THE DATA:
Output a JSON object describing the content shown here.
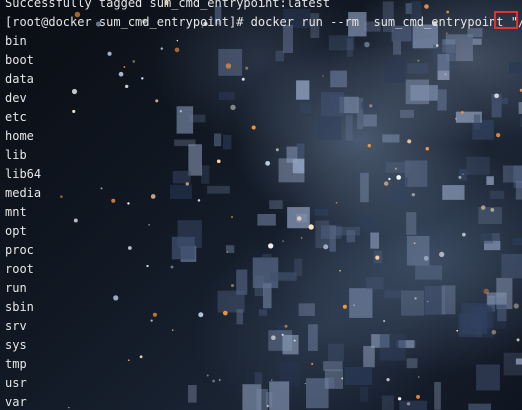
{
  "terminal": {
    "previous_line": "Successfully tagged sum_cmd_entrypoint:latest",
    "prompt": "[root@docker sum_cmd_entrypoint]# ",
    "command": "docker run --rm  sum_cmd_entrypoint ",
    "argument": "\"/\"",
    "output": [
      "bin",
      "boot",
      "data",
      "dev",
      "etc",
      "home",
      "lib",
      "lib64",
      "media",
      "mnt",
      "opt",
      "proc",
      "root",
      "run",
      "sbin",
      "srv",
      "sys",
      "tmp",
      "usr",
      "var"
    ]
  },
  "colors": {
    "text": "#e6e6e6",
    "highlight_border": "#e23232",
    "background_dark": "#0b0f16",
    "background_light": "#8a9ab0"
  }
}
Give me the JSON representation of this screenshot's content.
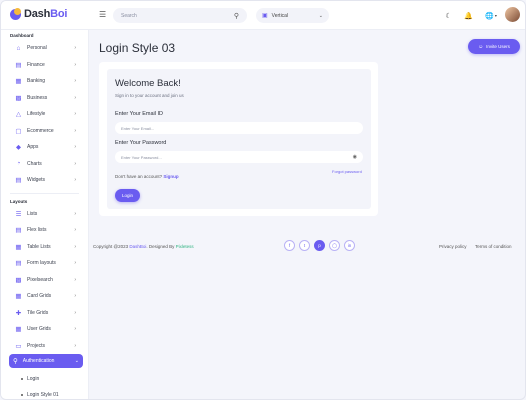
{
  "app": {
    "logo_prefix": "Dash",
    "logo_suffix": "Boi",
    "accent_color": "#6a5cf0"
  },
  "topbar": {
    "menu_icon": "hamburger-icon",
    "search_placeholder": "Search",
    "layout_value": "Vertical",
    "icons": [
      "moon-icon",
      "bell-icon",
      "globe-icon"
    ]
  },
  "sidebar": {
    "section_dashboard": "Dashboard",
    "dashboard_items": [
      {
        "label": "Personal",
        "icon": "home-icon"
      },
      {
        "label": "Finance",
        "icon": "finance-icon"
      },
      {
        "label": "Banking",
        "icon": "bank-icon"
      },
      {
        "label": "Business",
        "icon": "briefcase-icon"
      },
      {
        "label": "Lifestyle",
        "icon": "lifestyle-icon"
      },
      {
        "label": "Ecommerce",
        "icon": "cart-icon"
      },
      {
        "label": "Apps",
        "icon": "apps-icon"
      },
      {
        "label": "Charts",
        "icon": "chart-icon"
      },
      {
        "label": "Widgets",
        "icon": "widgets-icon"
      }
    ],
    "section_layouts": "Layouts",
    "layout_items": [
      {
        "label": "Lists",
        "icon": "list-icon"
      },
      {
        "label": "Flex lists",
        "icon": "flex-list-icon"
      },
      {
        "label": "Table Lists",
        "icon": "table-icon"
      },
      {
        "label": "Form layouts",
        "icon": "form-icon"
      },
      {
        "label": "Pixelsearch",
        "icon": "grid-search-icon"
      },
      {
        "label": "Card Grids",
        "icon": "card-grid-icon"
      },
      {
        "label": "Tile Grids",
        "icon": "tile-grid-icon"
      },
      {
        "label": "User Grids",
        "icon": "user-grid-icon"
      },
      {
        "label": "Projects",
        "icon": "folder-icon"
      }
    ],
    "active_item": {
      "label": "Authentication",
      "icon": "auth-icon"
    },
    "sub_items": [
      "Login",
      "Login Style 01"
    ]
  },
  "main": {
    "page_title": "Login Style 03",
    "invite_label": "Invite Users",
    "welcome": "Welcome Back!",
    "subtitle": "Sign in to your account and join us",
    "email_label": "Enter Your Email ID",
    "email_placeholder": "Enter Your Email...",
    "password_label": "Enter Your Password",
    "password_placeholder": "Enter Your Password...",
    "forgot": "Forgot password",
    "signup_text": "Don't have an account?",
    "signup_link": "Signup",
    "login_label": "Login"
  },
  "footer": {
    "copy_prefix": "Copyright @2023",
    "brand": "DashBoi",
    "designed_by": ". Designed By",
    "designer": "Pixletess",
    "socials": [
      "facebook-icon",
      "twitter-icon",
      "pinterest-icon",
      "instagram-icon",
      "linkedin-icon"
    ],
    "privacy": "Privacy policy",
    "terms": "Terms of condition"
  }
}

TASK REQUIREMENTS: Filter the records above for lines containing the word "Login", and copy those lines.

FINAL ANSWER:
      "Login",
      "Login Style 01"
    "page_title": "Login Style 03",
    "login_label": "Login"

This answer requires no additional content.